The data:
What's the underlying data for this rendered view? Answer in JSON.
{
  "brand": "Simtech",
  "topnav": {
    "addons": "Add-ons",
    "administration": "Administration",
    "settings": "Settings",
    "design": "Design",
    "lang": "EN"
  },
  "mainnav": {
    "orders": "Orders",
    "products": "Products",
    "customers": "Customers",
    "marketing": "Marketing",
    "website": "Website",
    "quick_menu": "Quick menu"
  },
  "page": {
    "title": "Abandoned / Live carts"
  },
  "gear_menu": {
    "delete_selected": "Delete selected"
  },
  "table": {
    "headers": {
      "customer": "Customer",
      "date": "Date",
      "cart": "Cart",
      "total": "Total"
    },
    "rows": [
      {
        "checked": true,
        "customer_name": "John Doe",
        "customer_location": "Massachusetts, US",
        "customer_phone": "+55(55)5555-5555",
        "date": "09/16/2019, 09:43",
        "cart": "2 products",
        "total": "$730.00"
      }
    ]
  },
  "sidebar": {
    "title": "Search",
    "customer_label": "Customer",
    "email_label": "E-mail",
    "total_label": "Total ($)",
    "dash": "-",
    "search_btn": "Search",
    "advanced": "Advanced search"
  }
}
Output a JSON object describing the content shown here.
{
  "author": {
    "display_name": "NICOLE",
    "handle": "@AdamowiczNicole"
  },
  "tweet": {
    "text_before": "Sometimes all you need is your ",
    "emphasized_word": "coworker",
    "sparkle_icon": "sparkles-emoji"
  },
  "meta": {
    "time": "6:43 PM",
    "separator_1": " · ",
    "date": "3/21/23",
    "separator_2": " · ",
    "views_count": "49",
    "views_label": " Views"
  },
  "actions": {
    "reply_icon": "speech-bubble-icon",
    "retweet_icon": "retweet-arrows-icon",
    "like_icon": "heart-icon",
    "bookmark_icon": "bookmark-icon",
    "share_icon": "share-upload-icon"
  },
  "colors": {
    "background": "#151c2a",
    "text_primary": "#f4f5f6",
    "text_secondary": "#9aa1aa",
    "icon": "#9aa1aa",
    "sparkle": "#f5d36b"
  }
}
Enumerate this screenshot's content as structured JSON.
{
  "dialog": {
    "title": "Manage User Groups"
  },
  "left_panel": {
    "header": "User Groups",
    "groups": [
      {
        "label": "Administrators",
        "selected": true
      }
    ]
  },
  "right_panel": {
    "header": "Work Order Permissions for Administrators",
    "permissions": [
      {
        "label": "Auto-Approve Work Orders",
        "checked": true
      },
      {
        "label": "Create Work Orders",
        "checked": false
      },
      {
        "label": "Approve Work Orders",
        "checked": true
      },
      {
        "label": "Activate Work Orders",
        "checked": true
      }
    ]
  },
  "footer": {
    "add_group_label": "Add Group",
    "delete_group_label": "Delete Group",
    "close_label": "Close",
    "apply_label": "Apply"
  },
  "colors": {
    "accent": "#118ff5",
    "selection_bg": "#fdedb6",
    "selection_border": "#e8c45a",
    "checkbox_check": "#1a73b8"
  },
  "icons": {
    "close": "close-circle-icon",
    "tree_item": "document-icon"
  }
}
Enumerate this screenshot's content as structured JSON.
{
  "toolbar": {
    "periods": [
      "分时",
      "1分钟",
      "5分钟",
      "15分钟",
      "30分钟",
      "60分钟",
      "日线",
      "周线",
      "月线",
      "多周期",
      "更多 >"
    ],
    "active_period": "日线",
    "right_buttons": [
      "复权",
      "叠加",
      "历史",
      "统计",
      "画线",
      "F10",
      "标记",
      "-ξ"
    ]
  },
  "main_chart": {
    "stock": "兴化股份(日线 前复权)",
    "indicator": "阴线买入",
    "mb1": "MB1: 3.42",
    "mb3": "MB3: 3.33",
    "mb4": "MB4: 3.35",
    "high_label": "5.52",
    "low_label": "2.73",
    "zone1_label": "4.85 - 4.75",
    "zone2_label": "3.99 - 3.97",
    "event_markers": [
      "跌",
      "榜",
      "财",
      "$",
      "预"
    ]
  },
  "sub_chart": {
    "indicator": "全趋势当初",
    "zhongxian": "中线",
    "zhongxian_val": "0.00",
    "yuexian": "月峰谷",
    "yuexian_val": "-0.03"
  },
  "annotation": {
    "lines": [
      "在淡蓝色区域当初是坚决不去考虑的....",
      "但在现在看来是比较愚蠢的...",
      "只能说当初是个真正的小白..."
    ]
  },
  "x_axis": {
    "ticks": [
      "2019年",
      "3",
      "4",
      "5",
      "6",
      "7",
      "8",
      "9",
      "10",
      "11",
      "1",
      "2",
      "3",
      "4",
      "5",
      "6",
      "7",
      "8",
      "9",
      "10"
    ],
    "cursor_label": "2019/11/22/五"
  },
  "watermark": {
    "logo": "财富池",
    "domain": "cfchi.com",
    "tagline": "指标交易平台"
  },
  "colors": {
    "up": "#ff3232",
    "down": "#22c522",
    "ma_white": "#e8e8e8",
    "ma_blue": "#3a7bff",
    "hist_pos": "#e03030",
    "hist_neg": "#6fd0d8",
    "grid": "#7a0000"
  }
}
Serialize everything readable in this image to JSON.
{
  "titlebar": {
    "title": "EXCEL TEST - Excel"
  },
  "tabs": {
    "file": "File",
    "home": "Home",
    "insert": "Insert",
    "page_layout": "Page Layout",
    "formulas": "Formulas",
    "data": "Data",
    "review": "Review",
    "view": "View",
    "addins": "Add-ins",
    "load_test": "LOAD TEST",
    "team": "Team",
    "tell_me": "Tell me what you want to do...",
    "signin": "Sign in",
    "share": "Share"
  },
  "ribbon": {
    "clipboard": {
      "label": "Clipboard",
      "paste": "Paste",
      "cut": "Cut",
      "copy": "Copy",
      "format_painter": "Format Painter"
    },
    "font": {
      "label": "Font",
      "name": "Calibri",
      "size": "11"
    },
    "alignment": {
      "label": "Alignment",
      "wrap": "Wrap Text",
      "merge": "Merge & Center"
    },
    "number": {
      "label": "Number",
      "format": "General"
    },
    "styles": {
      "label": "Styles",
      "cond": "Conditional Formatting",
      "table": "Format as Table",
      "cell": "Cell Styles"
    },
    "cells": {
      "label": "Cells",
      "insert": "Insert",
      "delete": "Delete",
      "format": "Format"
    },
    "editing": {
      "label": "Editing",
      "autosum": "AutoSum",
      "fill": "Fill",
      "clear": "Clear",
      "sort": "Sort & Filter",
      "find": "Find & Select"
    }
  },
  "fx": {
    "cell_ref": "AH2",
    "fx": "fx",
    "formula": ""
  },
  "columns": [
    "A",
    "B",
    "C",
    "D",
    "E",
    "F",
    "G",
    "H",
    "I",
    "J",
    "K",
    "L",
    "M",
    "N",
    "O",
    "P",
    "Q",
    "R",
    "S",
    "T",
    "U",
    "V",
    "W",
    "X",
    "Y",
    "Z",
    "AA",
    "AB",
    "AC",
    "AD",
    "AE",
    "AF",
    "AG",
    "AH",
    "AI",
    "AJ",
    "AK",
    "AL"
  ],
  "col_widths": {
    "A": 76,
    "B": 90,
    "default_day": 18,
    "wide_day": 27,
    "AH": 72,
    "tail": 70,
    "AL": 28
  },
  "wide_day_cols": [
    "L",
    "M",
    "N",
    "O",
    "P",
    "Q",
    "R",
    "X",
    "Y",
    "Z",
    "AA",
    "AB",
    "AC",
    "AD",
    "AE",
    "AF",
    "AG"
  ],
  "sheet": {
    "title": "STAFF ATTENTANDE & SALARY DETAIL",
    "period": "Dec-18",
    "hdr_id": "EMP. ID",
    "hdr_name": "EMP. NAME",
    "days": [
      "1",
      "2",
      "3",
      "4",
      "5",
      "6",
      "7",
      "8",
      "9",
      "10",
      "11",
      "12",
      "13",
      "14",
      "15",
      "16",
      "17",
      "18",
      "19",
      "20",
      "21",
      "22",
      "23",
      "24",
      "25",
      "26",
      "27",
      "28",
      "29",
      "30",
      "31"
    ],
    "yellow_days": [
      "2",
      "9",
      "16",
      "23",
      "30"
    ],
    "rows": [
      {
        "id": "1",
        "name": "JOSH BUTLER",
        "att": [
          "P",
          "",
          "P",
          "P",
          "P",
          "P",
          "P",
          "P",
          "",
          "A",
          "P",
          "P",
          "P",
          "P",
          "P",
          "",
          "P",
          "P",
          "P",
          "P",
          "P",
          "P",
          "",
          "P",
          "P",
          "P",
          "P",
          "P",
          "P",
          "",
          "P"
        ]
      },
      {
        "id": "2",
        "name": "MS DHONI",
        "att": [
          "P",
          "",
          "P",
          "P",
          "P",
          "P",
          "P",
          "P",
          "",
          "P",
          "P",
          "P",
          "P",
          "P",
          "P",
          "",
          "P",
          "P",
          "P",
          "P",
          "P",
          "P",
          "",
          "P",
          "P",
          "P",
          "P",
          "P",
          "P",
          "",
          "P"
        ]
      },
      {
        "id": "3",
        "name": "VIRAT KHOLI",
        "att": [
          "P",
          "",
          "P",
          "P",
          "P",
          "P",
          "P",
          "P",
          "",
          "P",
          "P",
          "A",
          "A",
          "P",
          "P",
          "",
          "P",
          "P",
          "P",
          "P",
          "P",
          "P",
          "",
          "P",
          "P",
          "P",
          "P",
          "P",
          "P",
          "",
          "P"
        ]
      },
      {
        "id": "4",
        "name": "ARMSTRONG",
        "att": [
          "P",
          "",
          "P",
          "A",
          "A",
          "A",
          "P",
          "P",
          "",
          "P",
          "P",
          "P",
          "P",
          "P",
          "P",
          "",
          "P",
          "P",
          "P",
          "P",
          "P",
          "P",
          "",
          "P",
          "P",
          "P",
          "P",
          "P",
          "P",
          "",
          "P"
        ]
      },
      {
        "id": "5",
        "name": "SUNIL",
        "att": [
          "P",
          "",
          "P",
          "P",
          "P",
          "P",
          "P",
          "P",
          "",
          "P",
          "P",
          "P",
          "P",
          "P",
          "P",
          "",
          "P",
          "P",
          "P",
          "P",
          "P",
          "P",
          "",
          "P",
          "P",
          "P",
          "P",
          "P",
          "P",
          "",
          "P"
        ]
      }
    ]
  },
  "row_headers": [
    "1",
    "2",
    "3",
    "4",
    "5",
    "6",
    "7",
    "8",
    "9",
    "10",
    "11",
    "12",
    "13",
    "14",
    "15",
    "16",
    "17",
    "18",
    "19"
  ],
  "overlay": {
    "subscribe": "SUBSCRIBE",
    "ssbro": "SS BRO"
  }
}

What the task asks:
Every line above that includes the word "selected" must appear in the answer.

Solution for this exercise:
    "delete_selected": "Delete selected"
        "selected": true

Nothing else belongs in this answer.